This is one of the stories from the epic Mahabharata which showcases Krishna’s intelligence and playful mischievousness. It relates a situation when both Duryodhan and Arjuna approach Krishna to become their ally for the battle of Kurukshetra. Duryodhan’s choice and attitude costs him dearly but he does not realize his folly at that point of time.
It was the situation when the Kurukshetra war was imminent and both the Pandavas and the Kauravas were busy campaigning for their respective selves in an attempt to gather every possible support from all sides. Every single person added to the strength of the army of each of the two parties and hence they wished to accumulate as many number of men as possible, in the form of formidable armies, from every kingdom.
Although Krishna was not a king, he had a well trained army of about 10,000 men who proved to be a great asset in various campaigns. So, one afternoon, when Krishna was pretending to sleep on his bed, Duryodhan, the eldest of the Kaurava brothers, came to his room with an intention to meet him. Finding Krishna asleep, he sat down to wait. Krishna’s feet were pointed towards Duryodhan, which the latter did not appreciate. He thought to himself that Krishna was just a cowherd while he himself was an emperor, so why should he be sitting near his feet? So, he got up slowly and went and sat near Krishna’s head. Just then, Arjuna, one of the Pandava brothers and a deep devotee of Krishna, arrived and sat where Duryodhan was sitting earlier, near Krishna’s feet. He considers it to be a blessing for him. After a while, Krishna gets up from his pretentious sleep and seeing Arjuna, addresses him. Duryodhan interrupts in between and makes his presence felt by clearing his throat. Krishna asks both of then the reason for having come there at the same time. Since both of them demanded the same thing from Krishna to help them in the war, he put two options in front of both of them. He said that one of them could have his army while the other one could have him on his side and since his vision fell on Arjuna first, he would get the first opportunity of choosing from the options available. Krishna even mentioned that he would not fight in the war or pick up any weapon; he would simply come with whosoever chose him to be on his side.
To this Duryodhan protested that he was the one who came there first and hence he should be given the first chance to choose. Krishna contradicted, saying that it was Arjuna whom he had seen first, hence he gets the advantage over Duryodhan. To this Arjuna replied that he wanted the Lord himself and that he did not care about his army one bit. He simply wanted Krishna to come with them and be on their side.

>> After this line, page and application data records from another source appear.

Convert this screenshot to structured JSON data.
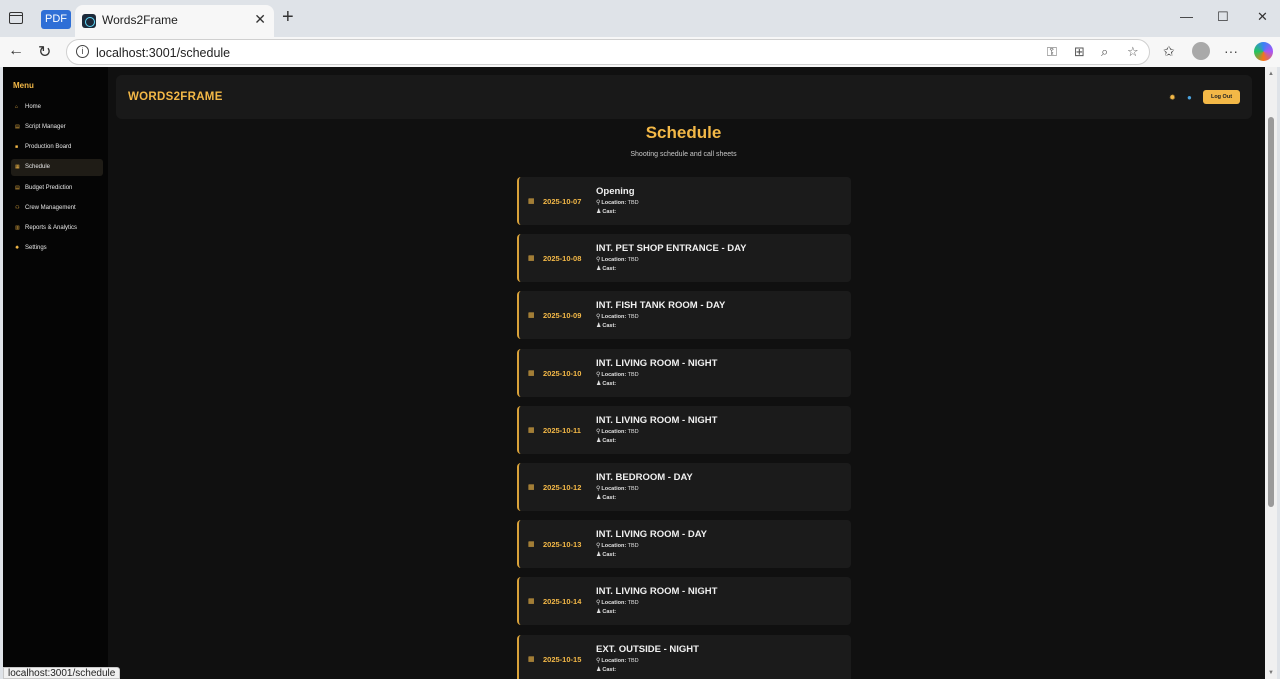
{
  "browser": {
    "pdf_tab_label": "PDF",
    "tab_title": "Words2Frame",
    "url": "localhost:3001/schedule",
    "status_url": "localhost:3001/schedule"
  },
  "sidebar": {
    "title": "Menu",
    "items": [
      {
        "label": "Home",
        "icon": "home-icon",
        "glyph": "⌂"
      },
      {
        "label": "Script Manager",
        "icon": "document-icon",
        "glyph": "▤"
      },
      {
        "label": "Production Board",
        "icon": "camera-icon",
        "glyph": "■"
      },
      {
        "label": "Schedule",
        "icon": "calendar-icon",
        "glyph": "▦"
      },
      {
        "label": "Budget Prediction",
        "icon": "budget-icon",
        "glyph": "▤"
      },
      {
        "label": "Crew Management",
        "icon": "users-icon",
        "glyph": "⚇"
      },
      {
        "label": "Reports & Analytics",
        "icon": "chart-icon",
        "glyph": "▥"
      },
      {
        "label": "Settings",
        "icon": "gear-icon",
        "glyph": "✹"
      }
    ],
    "active_index": 3
  },
  "header": {
    "brand": "WORDS2FRAME",
    "logout_label": "Log Out"
  },
  "page": {
    "title": "Schedule",
    "subtitle": "Shooting schedule and call sheets"
  },
  "schedule": {
    "location_label": "Location:",
    "cast_label": "Cast:",
    "entries": [
      {
        "date": "2025-10-07",
        "scene": "Opening",
        "location": "TBD",
        "cast": ""
      },
      {
        "date": "2025-10-08",
        "scene": "INT. PET SHOP ENTRANCE - DAY",
        "location": "TBD",
        "cast": ""
      },
      {
        "date": "2025-10-09",
        "scene": "INT. FISH TANK ROOM - DAY",
        "location": "TBD",
        "cast": ""
      },
      {
        "date": "2025-10-10",
        "scene": "INT. LIVING ROOM - NIGHT",
        "location": "TBD",
        "cast": ""
      },
      {
        "date": "2025-10-11",
        "scene": "INT. LIVING ROOM - NIGHT",
        "location": "TBD",
        "cast": ""
      },
      {
        "date": "2025-10-12",
        "scene": "INT. BEDROOM - DAY",
        "location": "TBD",
        "cast": ""
      },
      {
        "date": "2025-10-13",
        "scene": "INT. LIVING ROOM - DAY",
        "location": "TBD",
        "cast": ""
      },
      {
        "date": "2025-10-14",
        "scene": "INT. LIVING ROOM - NIGHT",
        "location": "TBD",
        "cast": ""
      },
      {
        "date": "2025-10-15",
        "scene": "EXT. OUTSIDE - NIGHT",
        "location": "TBD",
        "cast": ""
      }
    ]
  },
  "colors": {
    "accent": "#f3b847",
    "background": "#101010",
    "card": "#1b1b1b"
  }
}
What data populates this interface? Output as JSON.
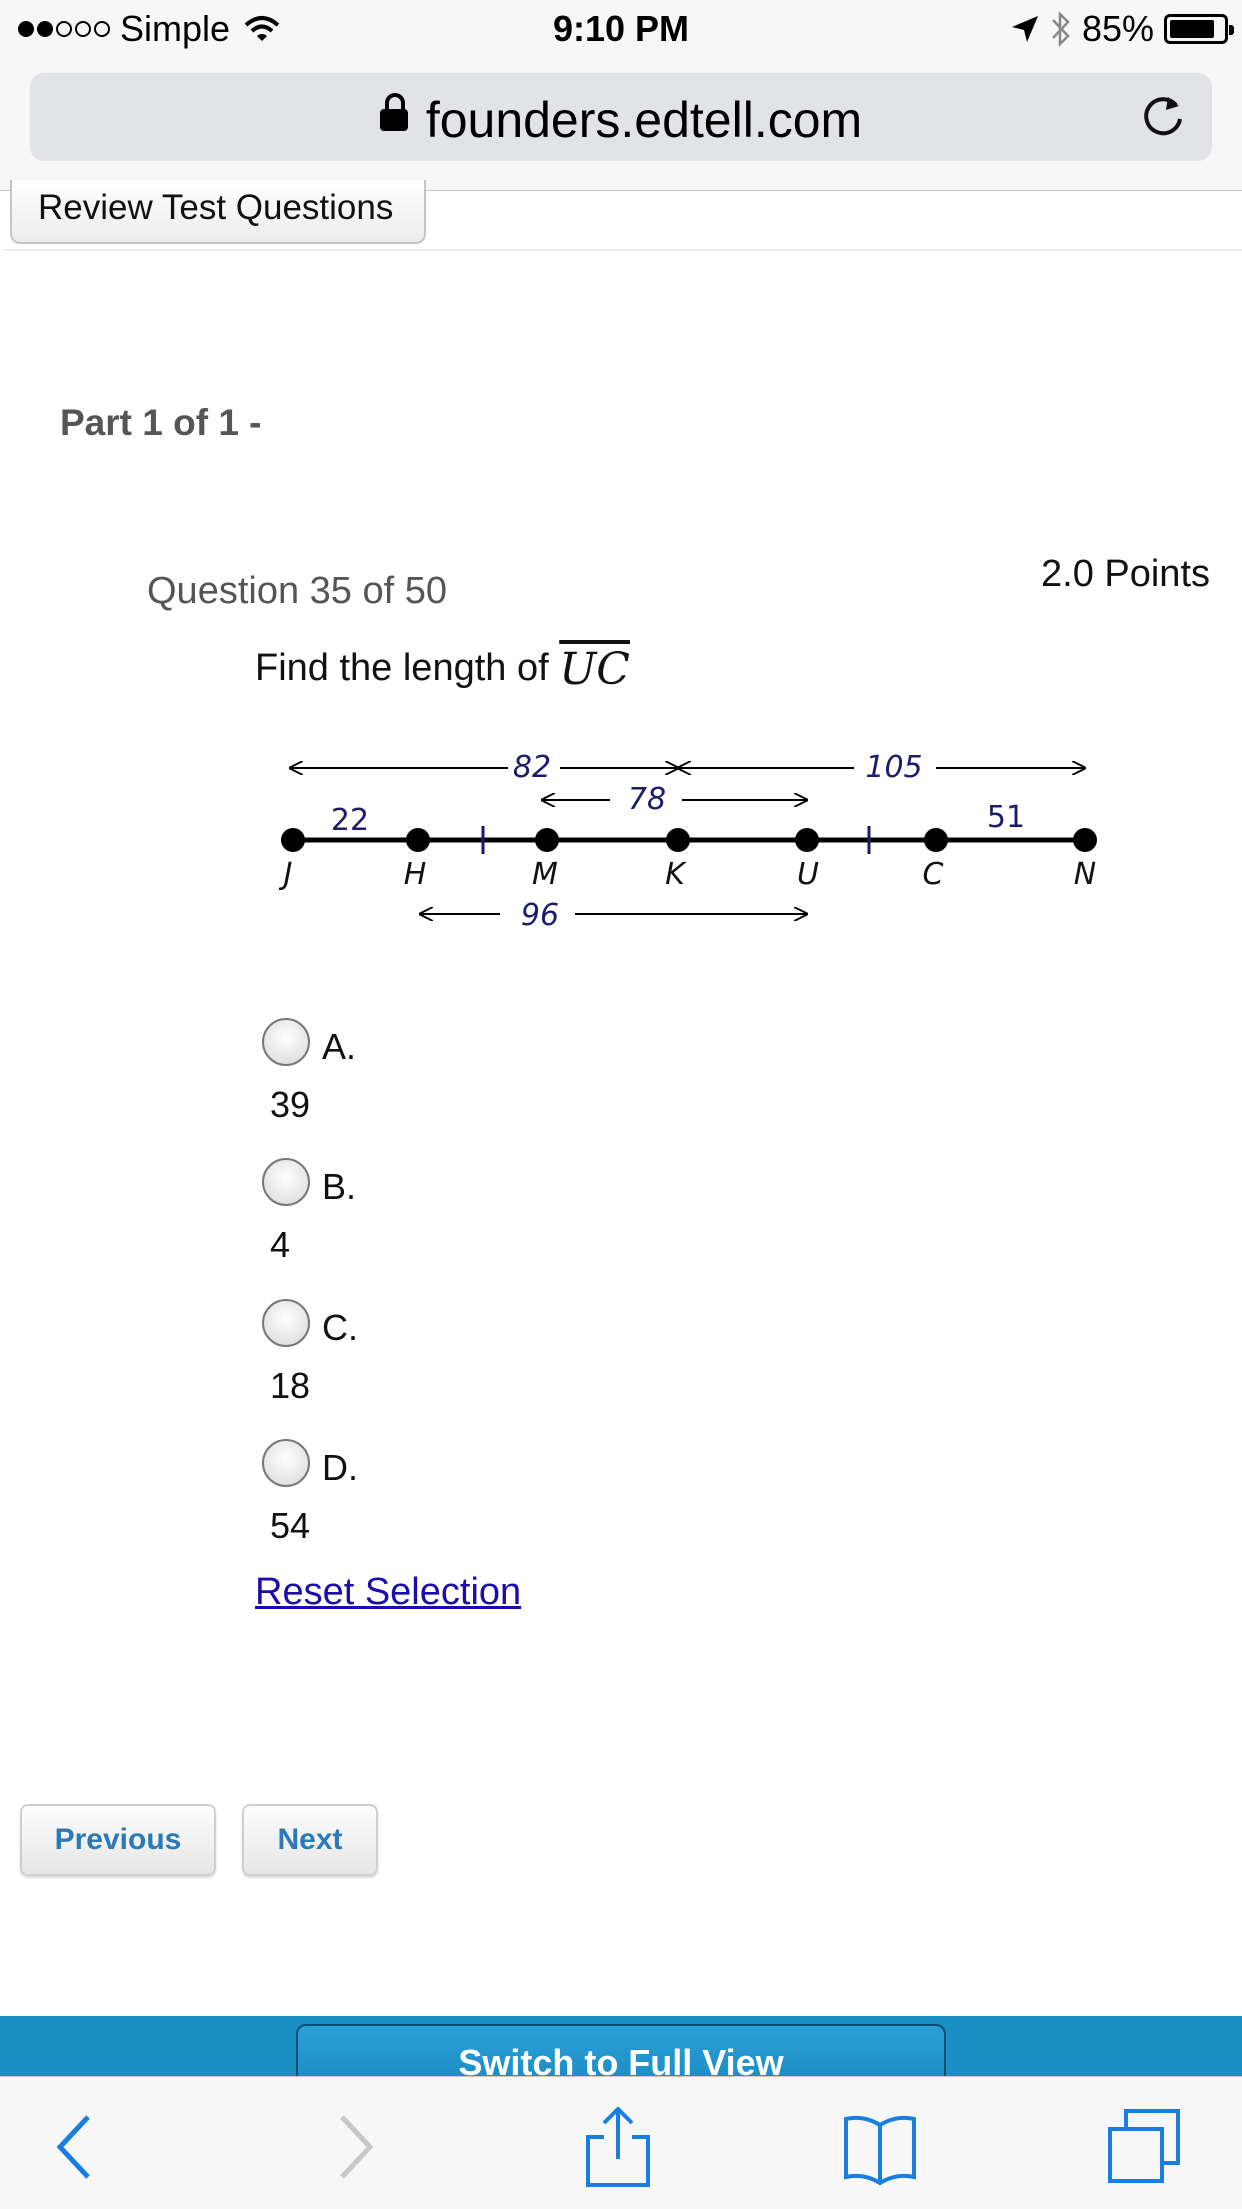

Duryodhan gave out a sigh of relief a she thought it to be stupid on the part of the Pandavas to choose one man against an army of 10,000 soldiers. However, seldom did he know that this choice of Arjuna alone made all the difference for what happened as the result of the war.